▶ _Problem_: From the first line to the last, restate the data word for word.

****************

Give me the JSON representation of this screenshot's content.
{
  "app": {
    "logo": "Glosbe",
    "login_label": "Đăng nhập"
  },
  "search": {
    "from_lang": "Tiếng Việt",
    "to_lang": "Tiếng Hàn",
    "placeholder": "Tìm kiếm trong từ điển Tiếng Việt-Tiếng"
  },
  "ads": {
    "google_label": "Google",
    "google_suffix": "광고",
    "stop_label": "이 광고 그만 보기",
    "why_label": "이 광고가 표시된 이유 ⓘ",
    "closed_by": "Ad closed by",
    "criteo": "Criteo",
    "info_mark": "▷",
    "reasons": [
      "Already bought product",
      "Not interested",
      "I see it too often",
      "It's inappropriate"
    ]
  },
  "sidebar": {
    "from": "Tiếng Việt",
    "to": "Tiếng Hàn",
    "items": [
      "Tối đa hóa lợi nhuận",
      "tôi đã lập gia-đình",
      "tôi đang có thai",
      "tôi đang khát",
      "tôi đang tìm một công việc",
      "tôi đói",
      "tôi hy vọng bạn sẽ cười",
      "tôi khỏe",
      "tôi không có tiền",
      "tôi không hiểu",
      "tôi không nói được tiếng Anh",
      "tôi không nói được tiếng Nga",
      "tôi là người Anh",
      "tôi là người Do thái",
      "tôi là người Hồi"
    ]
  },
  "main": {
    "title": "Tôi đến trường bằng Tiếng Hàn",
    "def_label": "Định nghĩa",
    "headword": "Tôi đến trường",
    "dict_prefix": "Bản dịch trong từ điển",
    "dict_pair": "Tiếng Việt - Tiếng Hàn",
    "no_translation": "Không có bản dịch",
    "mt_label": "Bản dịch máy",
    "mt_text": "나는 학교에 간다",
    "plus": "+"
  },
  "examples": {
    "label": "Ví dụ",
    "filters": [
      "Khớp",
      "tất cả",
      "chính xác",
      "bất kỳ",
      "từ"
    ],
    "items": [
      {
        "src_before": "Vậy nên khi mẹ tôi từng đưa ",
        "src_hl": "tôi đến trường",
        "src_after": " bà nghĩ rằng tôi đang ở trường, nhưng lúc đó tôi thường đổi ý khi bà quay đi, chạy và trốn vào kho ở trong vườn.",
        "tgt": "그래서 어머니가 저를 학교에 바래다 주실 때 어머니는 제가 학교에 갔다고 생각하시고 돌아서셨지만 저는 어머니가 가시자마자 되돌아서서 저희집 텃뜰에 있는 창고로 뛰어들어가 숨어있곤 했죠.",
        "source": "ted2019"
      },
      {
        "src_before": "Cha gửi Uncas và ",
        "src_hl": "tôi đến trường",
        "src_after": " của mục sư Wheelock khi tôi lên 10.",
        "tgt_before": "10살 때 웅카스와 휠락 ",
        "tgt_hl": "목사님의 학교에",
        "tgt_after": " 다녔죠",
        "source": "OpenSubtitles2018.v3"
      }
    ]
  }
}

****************

▶ _Answer for this exercise_:
Give me the JSON representation of this screenshot's content.
{
  "app": {
    "logo": "Glosbe",
    "login_label": "Đăng nhập"
  },
  "search": {
    "from_lang": "Tiếng Việt",
    "to_lang": "Tiếng Hàn",
    "placeholder": "Tìm kiếm trong từ điển Tiếng Việt-Tiếng"
  },
  "ads": {
    "google_label": "Google",
    "google_suffix": "광고",
    "stop_label": "이 광고 그만 보기",
    "why_label": "이 광고가 표시된 이유 ⓘ",
    "closed_by": "Ad closed by",
    "criteo": "Criteo",
    "info_mark": "▷",
    "reasons": [
      "Already bought product",
      "Not interested",
      "I see it too often",
      "It's inappropriate"
    ]
  },
  "sidebar": {
    "from": "Tiếng Việt",
    "to": "Tiếng Hàn",
    "items": [
      "Tối đa hóa lợi nhuận",
      "tôi đã lập gia-đình",
      "tôi đang có thai",
      "tôi đang khát",
      "tôi đang tìm một công việc",
      "tôi đói",
      "tôi hy vọng bạn sẽ cười",
      "tôi khỏe",
      "tôi không có tiền",
      "tôi không hiểu",
      "tôi không nói được tiếng Anh",
      "tôi không nói được tiếng Nga",
      "tôi là người Anh",
      "tôi là người Do thái",
      "tôi là người Hồi"
    ]
  },
  "main": {
    "title": "Tôi đến trường bằng Tiếng Hàn",
    "def_label": "Định nghĩa",
    "headword": "Tôi đến trường",
    "dict_prefix": "Bản dịch trong từ điển",
    "dict_pair": "Tiếng Việt - Tiếng Hàn",
    "no_translation": "Không có bản dịch",
    "mt_label": "Bản dịch máy",
    "mt_text": "나는 학교에 간다",
    "plus": "+"
  },
  "examples": {
    "label": "Ví dụ",
    "filters": [
      "Khớp",
      "tất cả",
      "chính xác",
      "bất kỳ",
      "từ"
    ],
    "items": [
      {
        "src_before": "Vậy nên khi mẹ tôi từng đưa ",
        "src_hl": "tôi đến trường",
        "src_after": " bà nghĩ rằng tôi đang ở trường, nhưng lúc đó tôi thường đổi ý khi bà quay đi, chạy và trốn vào kho ở trong vườn.",
        "tgt": "그래서 어머니가 저를 학교에 바래다 주실 때 어머니는 제가 학교에 갔다고 생각하시고 돌아서셨지만 저는 어머니가 가시자마자 되돌아서서 저희집 텃뜰에 있는 창고로 뛰어들어가 숨어있곤 했죠.",
        "source": "ted2019"
      },
      {
        "src_before": "Cha gửi Uncas và ",
        "src_hl": "tôi đến trường",
        "src_after": " của mục sư Wheelock khi tôi lên 10.",
        "tgt_before": "10살 때 웅카스와 휠락 ",
        "tgt_hl": "목사님의 학교에",
        "tgt_after": " 다녔죠",
        "source": "OpenSubtitles2018.v3"
      }
    ]
  }
}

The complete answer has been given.